When planting trees beneath or near power lines, the choices are legislatively limited to trees that will not grow as high as the power lines and trees that will not have branches that spread to interfere with power lines. Homeowners are responsible for researching the type of tree they buy and ensuring that it will meet these standards.
Because Gainesville is subject to the tropical storms and hurricanes, it is best to remove dead or damaged trees prior to the hurricane season. Trees should be pruned either before or after the spring growth. Hurricane season itself is not a good time to prune, so avoid doing so in the months June through November. Hurricane weather may take care of dead branches and overgrowth for you, but it may also deposit these items through your windows or roof.
It also is usually best to prune trees during their dormancy and before spring growth. As the winter months in Florida include neither snow nor particularly harsh weather, winter dormancy can be an excellent time to prune trees. Evergreen trees can be safely pruned at any time, but to promote rapid growth, pruning directly before spring growth is advised. Hickory, oak and other so-called shade trees need to be pruned while dormant.
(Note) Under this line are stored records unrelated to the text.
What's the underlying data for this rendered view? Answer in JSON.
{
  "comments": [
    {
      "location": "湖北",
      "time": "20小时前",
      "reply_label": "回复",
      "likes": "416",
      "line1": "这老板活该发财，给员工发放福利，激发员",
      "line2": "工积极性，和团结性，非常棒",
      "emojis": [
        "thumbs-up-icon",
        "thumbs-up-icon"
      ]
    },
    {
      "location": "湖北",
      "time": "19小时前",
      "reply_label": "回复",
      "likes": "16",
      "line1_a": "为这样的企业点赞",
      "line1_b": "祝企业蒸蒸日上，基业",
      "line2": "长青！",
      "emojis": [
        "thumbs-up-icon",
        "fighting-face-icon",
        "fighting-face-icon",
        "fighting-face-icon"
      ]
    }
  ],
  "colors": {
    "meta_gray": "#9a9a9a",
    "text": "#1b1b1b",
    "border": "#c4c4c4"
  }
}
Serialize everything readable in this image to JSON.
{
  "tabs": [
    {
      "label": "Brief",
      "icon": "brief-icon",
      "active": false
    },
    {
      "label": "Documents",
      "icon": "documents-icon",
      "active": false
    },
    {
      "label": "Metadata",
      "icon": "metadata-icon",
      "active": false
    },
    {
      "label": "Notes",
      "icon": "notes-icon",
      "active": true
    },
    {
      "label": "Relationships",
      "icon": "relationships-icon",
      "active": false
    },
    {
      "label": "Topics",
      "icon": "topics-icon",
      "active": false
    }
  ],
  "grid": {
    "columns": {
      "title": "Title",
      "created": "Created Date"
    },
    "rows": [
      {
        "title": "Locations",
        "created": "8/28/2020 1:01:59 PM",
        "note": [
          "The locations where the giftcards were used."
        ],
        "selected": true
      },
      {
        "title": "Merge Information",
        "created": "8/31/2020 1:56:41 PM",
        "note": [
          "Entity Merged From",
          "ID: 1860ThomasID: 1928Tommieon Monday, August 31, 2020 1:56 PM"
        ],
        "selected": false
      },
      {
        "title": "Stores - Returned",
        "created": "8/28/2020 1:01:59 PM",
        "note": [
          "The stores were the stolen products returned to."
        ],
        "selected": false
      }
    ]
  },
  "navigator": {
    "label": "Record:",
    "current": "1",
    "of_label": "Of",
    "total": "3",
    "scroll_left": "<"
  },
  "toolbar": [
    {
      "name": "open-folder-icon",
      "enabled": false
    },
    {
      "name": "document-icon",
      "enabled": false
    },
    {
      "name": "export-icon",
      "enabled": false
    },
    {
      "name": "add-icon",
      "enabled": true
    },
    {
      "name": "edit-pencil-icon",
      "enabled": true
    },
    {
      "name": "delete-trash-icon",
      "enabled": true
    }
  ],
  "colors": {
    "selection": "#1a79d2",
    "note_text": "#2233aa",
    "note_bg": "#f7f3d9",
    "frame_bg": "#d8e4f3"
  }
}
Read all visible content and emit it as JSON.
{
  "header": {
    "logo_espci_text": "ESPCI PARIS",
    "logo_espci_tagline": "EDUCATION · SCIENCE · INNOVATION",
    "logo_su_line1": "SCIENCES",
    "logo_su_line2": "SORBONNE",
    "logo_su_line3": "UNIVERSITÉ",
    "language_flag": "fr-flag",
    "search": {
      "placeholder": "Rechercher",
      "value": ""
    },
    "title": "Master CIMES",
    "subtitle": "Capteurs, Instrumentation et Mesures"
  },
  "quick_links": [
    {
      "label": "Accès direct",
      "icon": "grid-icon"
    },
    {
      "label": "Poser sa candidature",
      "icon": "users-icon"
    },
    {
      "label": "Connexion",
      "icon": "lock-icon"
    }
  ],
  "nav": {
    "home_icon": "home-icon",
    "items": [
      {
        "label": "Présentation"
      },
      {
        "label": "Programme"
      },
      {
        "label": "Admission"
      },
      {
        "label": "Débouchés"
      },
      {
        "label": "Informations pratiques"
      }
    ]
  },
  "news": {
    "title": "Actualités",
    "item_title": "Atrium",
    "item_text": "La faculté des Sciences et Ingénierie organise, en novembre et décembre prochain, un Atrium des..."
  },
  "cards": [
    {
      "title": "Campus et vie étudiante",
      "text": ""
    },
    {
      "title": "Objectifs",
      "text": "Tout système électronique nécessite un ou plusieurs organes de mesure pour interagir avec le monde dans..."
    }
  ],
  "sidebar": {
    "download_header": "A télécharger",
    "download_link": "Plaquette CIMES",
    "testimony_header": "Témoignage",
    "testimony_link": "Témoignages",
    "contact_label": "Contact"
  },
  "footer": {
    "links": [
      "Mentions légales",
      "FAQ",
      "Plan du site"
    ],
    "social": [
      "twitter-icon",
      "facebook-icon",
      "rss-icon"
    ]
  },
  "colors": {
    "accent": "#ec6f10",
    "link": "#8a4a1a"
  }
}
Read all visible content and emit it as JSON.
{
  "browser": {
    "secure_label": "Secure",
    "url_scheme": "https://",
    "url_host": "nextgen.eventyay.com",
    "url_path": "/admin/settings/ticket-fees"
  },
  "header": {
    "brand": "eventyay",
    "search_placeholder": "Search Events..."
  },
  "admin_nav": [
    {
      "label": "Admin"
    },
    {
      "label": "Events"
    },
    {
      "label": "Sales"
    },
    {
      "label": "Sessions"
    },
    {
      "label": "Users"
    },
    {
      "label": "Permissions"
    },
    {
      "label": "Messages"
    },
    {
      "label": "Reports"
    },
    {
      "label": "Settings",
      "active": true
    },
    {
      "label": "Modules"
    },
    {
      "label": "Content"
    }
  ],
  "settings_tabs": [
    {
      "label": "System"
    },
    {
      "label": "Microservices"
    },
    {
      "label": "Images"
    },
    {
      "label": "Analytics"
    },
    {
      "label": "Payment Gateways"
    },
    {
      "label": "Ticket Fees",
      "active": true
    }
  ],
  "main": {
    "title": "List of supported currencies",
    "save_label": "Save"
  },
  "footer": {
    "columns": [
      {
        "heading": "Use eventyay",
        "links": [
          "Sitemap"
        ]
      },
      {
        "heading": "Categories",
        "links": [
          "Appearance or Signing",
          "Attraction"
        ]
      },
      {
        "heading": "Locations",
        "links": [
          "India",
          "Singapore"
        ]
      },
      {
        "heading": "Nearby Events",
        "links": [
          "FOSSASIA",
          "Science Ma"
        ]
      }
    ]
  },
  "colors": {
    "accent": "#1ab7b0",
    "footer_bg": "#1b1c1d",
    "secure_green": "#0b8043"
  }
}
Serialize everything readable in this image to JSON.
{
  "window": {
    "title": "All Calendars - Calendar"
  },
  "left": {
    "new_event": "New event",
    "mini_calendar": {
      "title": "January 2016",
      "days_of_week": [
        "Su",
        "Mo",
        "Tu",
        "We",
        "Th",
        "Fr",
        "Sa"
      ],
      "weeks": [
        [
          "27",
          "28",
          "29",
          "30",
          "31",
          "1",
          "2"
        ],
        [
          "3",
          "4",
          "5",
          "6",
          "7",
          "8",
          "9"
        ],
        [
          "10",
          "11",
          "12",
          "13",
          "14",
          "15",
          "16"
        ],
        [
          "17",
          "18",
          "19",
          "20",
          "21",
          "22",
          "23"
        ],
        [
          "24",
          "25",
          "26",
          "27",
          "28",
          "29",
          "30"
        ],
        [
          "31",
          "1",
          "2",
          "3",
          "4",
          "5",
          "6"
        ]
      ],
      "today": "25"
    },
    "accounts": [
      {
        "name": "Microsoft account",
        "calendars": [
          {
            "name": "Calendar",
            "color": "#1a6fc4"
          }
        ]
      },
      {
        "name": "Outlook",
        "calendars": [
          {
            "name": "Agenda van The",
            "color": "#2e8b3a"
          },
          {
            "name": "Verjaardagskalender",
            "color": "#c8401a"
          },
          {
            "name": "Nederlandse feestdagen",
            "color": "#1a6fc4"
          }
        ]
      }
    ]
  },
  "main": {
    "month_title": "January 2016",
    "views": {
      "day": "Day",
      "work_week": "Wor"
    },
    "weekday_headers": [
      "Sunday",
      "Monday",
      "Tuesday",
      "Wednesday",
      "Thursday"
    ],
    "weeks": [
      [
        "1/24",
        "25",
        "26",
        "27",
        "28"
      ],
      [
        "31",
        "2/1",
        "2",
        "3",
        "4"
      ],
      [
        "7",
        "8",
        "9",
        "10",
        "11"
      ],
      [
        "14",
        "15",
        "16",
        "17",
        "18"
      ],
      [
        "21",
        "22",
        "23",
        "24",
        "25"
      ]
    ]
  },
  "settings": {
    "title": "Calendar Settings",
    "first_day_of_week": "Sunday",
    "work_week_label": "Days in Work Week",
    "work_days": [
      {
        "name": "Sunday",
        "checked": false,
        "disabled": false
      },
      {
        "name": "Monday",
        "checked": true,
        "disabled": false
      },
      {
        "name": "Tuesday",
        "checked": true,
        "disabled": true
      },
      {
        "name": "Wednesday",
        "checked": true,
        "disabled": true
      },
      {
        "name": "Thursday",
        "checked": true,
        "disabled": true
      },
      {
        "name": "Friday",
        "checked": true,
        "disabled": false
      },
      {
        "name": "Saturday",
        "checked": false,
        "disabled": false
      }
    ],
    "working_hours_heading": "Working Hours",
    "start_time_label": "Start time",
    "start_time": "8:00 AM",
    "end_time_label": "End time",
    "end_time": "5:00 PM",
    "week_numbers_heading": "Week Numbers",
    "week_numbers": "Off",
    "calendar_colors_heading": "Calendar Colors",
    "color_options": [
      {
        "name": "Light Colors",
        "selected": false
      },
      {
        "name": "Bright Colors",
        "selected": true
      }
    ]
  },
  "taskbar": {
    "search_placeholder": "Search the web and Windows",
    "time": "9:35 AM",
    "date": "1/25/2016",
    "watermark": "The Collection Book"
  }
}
Trees that Thrive
Gainesville as a city is proud of its trees, and with good reason. Its canopy is characterized as dense and rich in diversity with upwards of 300 species, about 89 percent of them being native to the region.
Water and laurel oaks dominate the region as large trees that provide plentiful shade. Slash pine (Pinus elliottii) and live oak (Quercus geminate) make up a substantial number of the remaining trees. While the state tree of Florida is the cabbage palm (Sabal palmetto), this particular tree isn’t seen very often within the city.
There are a wide variety of fruit trees that grow in Gainesville, such as fig, banana, pear, and various citrus such as oranges and lemons. Stone fruits such as plum or cherry are more difficult to grow in the area.
The tallest tree in Gainsville is also one of the tallest trees in all of Florida: the celon oak, just north of the city. Short trees may include the gardenia and azalea.
Tree Diseases in Gainesville
The climate of Florida unfortunately allows a large variety of pestilence to thrive, and there are numerous diseases that tree enthusiasts need to keep an eye out for. Various types of cankers, root rot, and wood decay abound. Some of the other things to watch for are:
- Needle rust
- Needle cast
- Brownspot needle blight
- Pitch canker
- Fusiform rust
- Wetwood and slime flux
- Laurel wilt
Plant Hardiness Zones in Florida
Here is the Florida plant hardiness zone map, as provided by the USDA:
Local Tree Services in Gainesville